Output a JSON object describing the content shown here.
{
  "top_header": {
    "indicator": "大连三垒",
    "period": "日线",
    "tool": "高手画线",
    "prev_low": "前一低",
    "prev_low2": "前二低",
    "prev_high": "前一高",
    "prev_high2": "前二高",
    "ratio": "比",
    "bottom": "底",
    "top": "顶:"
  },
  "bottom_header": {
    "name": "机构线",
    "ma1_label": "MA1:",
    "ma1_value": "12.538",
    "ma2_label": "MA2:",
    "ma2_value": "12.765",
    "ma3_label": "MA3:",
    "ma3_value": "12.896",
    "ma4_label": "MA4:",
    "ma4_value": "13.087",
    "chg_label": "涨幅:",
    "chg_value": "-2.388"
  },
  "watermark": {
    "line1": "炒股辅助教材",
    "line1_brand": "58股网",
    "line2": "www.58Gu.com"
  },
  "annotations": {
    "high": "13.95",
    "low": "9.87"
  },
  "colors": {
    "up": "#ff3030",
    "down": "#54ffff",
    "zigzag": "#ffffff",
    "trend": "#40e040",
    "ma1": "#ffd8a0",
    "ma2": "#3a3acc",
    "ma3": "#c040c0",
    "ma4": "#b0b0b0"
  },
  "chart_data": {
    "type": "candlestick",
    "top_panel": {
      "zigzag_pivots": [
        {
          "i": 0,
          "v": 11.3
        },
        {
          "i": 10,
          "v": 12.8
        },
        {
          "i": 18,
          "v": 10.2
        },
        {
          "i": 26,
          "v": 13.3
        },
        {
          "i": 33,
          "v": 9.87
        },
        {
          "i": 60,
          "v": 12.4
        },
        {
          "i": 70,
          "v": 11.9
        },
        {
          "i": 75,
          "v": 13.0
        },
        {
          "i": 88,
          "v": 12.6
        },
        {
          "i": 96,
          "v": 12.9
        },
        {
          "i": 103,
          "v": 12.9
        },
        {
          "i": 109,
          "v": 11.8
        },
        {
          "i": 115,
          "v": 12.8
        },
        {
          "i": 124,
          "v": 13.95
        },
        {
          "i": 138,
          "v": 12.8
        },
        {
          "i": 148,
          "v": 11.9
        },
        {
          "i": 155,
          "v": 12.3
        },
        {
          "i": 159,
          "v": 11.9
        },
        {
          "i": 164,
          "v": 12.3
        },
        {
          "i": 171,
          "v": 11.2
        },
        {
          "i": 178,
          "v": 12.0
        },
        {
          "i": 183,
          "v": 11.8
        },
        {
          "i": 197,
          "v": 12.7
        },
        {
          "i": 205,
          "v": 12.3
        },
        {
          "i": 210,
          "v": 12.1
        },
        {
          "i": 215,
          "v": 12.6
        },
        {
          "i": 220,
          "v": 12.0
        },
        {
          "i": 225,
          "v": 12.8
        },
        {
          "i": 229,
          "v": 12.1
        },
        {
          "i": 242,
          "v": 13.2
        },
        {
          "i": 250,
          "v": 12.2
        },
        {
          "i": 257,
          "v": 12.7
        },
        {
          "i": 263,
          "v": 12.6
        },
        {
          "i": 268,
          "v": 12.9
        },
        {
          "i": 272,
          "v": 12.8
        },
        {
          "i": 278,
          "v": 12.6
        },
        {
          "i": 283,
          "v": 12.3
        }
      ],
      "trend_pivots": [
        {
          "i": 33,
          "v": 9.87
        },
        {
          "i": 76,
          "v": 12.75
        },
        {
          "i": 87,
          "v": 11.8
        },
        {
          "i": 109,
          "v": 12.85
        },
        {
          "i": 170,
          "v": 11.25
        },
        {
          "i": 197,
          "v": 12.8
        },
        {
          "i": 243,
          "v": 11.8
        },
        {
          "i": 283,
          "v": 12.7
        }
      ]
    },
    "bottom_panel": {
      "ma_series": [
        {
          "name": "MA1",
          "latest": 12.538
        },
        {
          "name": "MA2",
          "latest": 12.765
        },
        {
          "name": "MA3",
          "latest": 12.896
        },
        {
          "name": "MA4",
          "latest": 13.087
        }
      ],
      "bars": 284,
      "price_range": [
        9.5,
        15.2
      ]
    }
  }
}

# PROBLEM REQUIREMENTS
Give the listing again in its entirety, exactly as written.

# WRITTEN RESPONSE
Output a JSON object describing the content shown here.
{
  "top_header": {
    "indicator": "大连三垒",
    "period": "日线",
    "tool": "高手画线",
    "prev_low": "前一低",
    "prev_low2": "前二低",
    "prev_high": "前一高",
    "prev_high2": "前二高",
    "ratio": "比",
    "bottom": "底",
    "top": "顶:"
  },
  "bottom_header": {
    "name": "机构线",
    "ma1_label": "MA1:",
    "ma1_value": "12.538",
    "ma2_label": "MA2:",
    "ma2_value": "12.765",
    "ma3_label": "MA3:",
    "ma3_value": "12.896",
    "ma4_label": "MA4:",
    "ma4_value": "13.087",
    "chg_label": "涨幅:",
    "chg_value": "-2.388"
  },
  "watermark": {
    "line1": "炒股辅助教材",
    "line1_brand": "58股网",
    "line2": "www.58Gu.com"
  },
  "annotations": {
    "high": "13.95",
    "low": "9.87"
  },
  "colors": {
    "up": "#ff3030",
    "down": "#54ffff",
    "zigzag": "#ffffff",
    "trend": "#40e040",
    "ma1": "#ffd8a0",
    "ma2": "#3a3acc",
    "ma3": "#c040c0",
    "ma4": "#b0b0b0"
  },
  "chart_data": {
    "type": "candlestick",
    "top_panel": {
      "zigzag_pivots": [
        {
          "i": 0,
          "v": 11.3
        },
        {
          "i": 10,
          "v": 12.8
        },
        {
          "i": 18,
          "v": 10.2
        },
        {
          "i": 26,
          "v": 13.3
        },
        {
          "i": 33,
          "v": 9.87
        },
        {
          "i": 60,
          "v": 12.4
        },
        {
          "i": 70,
          "v": 11.9
        },
        {
          "i": 75,
          "v": 13.0
        },
        {
          "i": 88,
          "v": 12.6
        },
        {
          "i": 96,
          "v": 12.9
        },
        {
          "i": 103,
          "v": 12.9
        },
        {
          "i": 109,
          "v": 11.8
        },
        {
          "i": 115,
          "v": 12.8
        },
        {
          "i": 124,
          "v": 13.95
        },
        {
          "i": 138,
          "v": 12.8
        },
        {
          "i": 148,
          "v": 11.9
        },
        {
          "i": 155,
          "v": 12.3
        },
        {
          "i": 159,
          "v": 11.9
        },
        {
          "i": 164,
          "v": 12.3
        },
        {
          "i": 171,
          "v": 11.2
        },
        {
          "i": 178,
          "v": 12.0
        },
        {
          "i": 183,
          "v": 11.8
        },
        {
          "i": 197,
          "v": 12.7
        },
        {
          "i": 205,
          "v": 12.3
        },
        {
          "i": 210,
          "v": 12.1
        },
        {
          "i": 215,
          "v": 12.6
        },
        {
          "i": 220,
          "v": 12.0
        },
        {
          "i": 225,
          "v": 12.8
        },
        {
          "i": 229,
          "v": 12.1
        },
        {
          "i": 242,
          "v": 13.2
        },
        {
          "i": 250,
          "v": 12.2
        },
        {
          "i": 257,
          "v": 12.7
        },
        {
          "i": 263,
          "v": 12.6
        },
        {
          "i": 268,
          "v": 12.9
        },
        {
          "i": 272,
          "v": 12.8
        },
        {
          "i": 278,
          "v": 12.6
        },
        {
          "i": 283,
          "v": 12.3
        }
      ],
      "trend_pivots": [
        {
          "i": 33,
          "v": 9.87
        },
        {
          "i": 76,
          "v": 12.75
        },
        {
          "i": 87,
          "v": 11.8
        },
        {
          "i": 109,
          "v": 12.85
        },
        {
          "i": 170,
          "v": 11.25
        },
        {
          "i": 197,
          "v": 12.8
        },
        {
          "i": 243,
          "v": 11.8
        },
        {
          "i": 283,
          "v": 12.7
        }
      ]
    },
    "bottom_panel": {
      "ma_series": [
        {
          "name": "MA1",
          "latest": 12.538
        },
        {
          "name": "MA2",
          "latest": 12.765
        },
        {
          "name": "MA3",
          "latest": 12.896
        },
        {
          "name": "MA4",
          "latest": 13.087
        }
      ],
      "bars": 284,
      "price_range": [
        9.5,
        15.2
      ]
    }
  }
}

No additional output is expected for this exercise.